Earlier this week, SupChina noted that both Alipay and WeChat, popular mobile apps that make payments extraordinarily easy in China, had partnered with Silicon Valley startup Citcon to bring their payment platforms to the U.S. Yet on May 8, Alipay made a far more important partnership with Atlanta-based payments processor First Data. This partnership will bring Alipay to 4 million merchants in the U.S., only half a million shy of Apple Pay, Quartz reports. With the numbers of Chinese visiting the U.S. every year skyrocketing, from 2.6 million in 2015 to an expected 6 million in 2021, Alipay’s rival app WeChat has some catching up to do.
So does the U.S., in terms of mobile payments adoption, where it lags behind China. However, a Bloomberg columnist points out that the proportion of customers using mobile platforms to settle transactions is rising faster in the U.S. than in China, and both countries are expected to reach 23 percent adoption in 2018. Alipay’s newest partnership may help speed along U.S. adoption.
Russian authorities should lift block on WeChat soon to minimize harmful effects / Global Times

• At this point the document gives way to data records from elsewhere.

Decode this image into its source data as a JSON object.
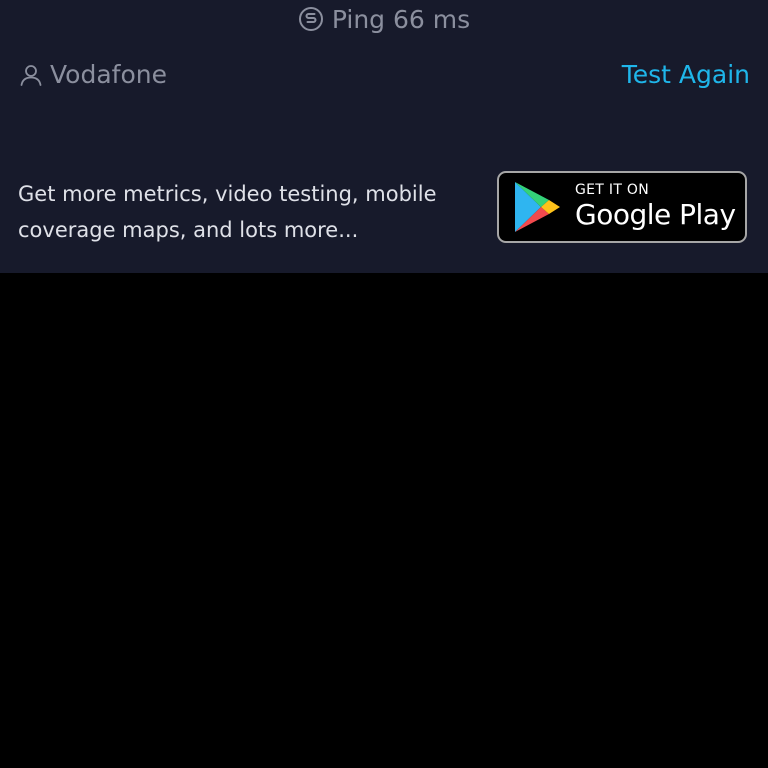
{
  "ping": {
    "label": "Ping 66 ms",
    "icon": "ping-icon"
  },
  "provider": {
    "name": "Vodafone",
    "icon": "user-icon"
  },
  "actions": {
    "test_again_label": "Test Again"
  },
  "promo": {
    "text": "Get more metrics, video testing, mobile coverage maps, and lots more..."
  },
  "google_play": {
    "small_label": "GET IT ON",
    "large_label": "Google Play",
    "icon": "google-play-logo-icon"
  },
  "colors": {
    "panel_bg": "#171a2b",
    "accent": "#1fb6ea",
    "muted_text": "#8b8f9e",
    "body_text": "#dfe1e8"
  }
}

The shrill state-owned newspaper, a frequent defender of Chinese internet censorship, calls on Russia to restore access in Russia to WeChat, whose blocking has “triggered wide complaints from Chinese tourists, students and businessmen in Russia, who see WeChat as an essential channel for connecting with people.”
As China’s growth cools, wealth management products boom / Caixin

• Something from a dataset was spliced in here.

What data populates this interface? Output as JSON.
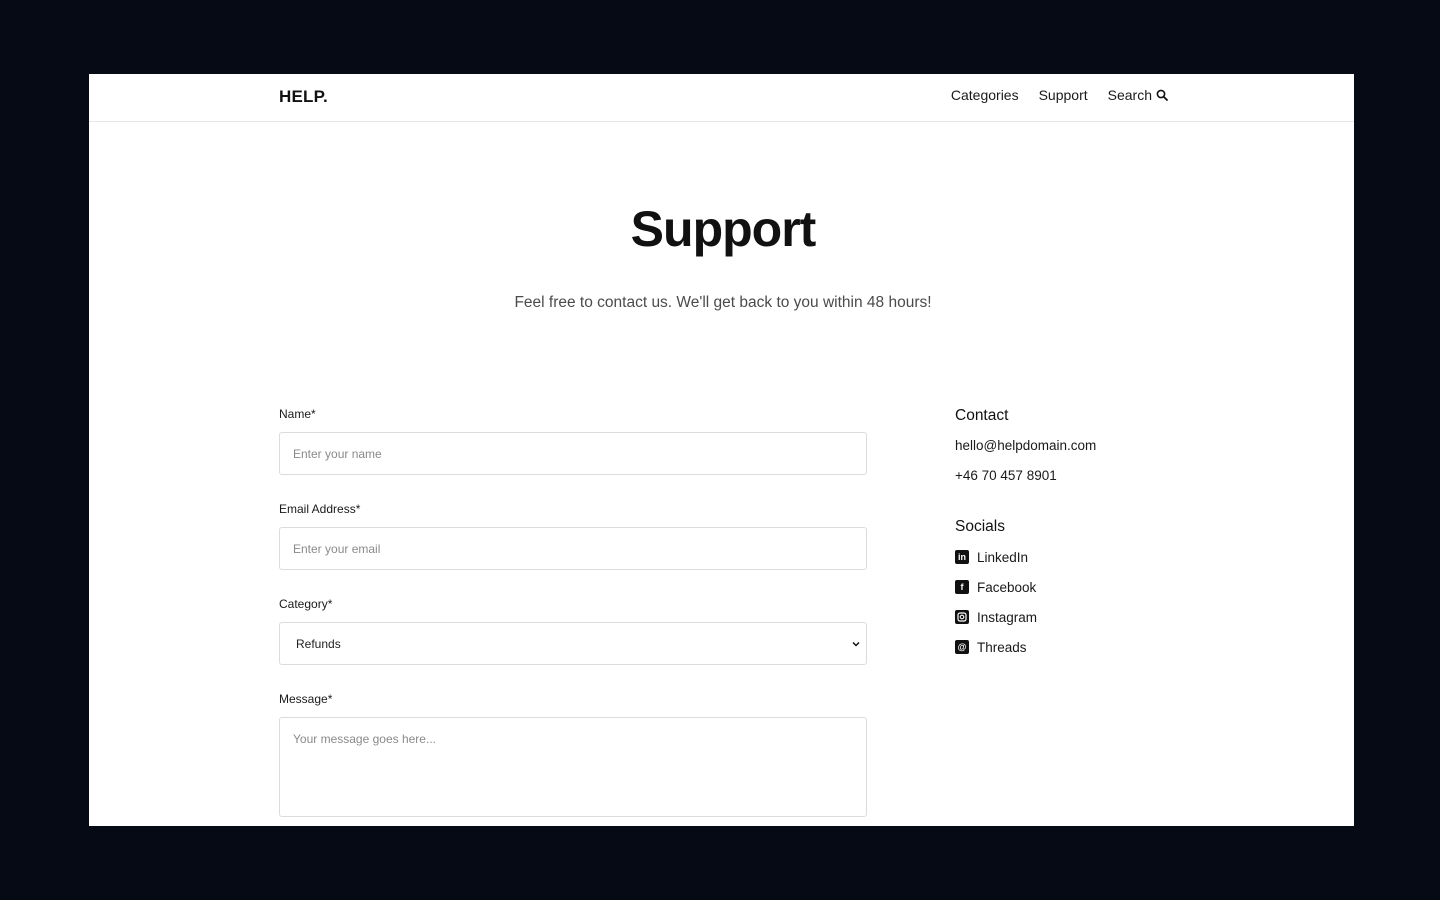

“Chinese publicly listed firms are increasingly trying to boost their incomes by buying so-called wealth management products (WMPs)…higher-yield, short-term investments typically sold by commercial banks.”
Beijing property agent Lianjia shutters shops amid market cool-down / Caixin (paywall)
“One of China’s largest real estate brokerage firms, Lianjia, has shuttered 87 out of its 1,400 offices in the capital since March, when the Beijing government introduced its latest round of regulatory curbs in a bid to rein in skyrocketing property prices.”
Germany welcomes Chinese investment in financial firms / Reuters
Germany’s top financial watchdog greenlighted the nearly 10 percent share in Deutsche Bank by China’s HNA Group.
Opinion: Think China home prices can’t topple? Think again / Bloomberg
“Property market curbs imposed by authorities are getting stricter, even in smaller, regional cities…down-payment rates are rising and the nation’s banking regulator has instructed trust companies to rein in funding,” Nisha Gopalan writes.
China stocks adored abroad as local investors see losses mount / Bloomberg
“Mainland markets have struggled under the government’s campaign to trim risk in the financial sector, making stocks the least linked to the offshore index since 2006.”
- China toughens auditing of overseas investment by state-owned companies / Xinhua
- China’s financial regulators appear determined to tighten rules further, boost oversight / SCMP